While the short term advantages are certainly a main reason for the decision in favor of
colcon they are not the only ones.
The cleaner architecture, modularity and extensibility as well as Python 3.5 code base will be valuable long term benefits when developing this tool in the future.
The separation of the build tool name from the supported build systems as well as the separation from being a “ROS-only” tool will hopefully also help users to understand the difference and attract new users and potential contributors.
The following next steps will happen before the next ROS 2 release Bouncy.
colconand provide devel / PR / prerelease jobs for the Bouncy release.
After the Bouncy release the
ament_tools repository will be archived, removed from the
ros2.repos file, and won’t be released into future ROS 2 distributions.
The following items briefly enumerate what this decision means for ROS developers and users:

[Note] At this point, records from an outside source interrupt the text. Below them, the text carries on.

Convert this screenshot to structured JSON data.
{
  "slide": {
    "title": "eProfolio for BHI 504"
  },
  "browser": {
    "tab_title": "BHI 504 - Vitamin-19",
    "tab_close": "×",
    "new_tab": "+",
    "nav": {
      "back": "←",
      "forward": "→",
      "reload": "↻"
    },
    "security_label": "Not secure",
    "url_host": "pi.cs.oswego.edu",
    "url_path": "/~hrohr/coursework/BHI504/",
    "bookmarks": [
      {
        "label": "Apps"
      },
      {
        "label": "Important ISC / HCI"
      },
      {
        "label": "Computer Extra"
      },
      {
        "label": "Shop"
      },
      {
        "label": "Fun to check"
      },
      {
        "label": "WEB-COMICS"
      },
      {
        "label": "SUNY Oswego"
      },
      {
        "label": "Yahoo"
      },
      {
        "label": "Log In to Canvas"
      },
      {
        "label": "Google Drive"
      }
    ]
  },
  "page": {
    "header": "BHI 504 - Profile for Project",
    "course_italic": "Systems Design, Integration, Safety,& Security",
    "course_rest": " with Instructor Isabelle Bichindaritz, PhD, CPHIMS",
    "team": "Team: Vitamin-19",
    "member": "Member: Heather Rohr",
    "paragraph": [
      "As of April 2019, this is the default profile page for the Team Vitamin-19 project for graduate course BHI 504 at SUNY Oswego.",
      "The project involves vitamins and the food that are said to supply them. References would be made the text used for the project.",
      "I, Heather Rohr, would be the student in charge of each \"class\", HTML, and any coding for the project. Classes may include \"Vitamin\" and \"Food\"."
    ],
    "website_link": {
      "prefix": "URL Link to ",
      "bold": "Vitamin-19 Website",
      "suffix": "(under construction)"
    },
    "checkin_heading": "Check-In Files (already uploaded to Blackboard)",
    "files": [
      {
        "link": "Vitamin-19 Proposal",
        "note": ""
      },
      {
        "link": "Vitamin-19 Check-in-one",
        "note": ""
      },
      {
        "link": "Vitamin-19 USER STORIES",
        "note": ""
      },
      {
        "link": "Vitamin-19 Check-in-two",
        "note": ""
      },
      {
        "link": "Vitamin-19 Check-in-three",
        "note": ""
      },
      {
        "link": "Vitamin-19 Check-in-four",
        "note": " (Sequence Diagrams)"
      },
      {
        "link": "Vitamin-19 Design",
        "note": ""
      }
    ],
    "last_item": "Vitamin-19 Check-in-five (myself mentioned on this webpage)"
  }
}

colcon testwill be used instead of
ament test. Please see the documentation how to map
ament_toolscommand line arguments to
catkin_makeas the recommended build tool for ROS 1.
colconwill not support the devel space and will require packages to have install rules
catkinwill likely still support the devel space, though it might be removed at some point (that has not been decided yet)
catkinhas been updated to avoid writting the same file concurrently in workspaces which use a merged install space.
ros_buildfarmused to provide devel / PR jobs for ROS 2 should be applicable to ROS 1 as-is but will need further testing.
colconcan be used to build ROS 1, early adopters can try to use it to build ROS 1 from source. While there is documentation how to migrate from catkin_make_isolated and catkin_tools
colconwon’t be the recommended build tool in ROS 1 for the foreseeable future.
colconproofs to deliver the exact same results as the ROS 1 buildfarm using
catkin_make_isolatedit might be changed to use
colconin the future to benefit from the features
colconprovides (like non-interleaved output per package when building in parallel, per package log files, etc.).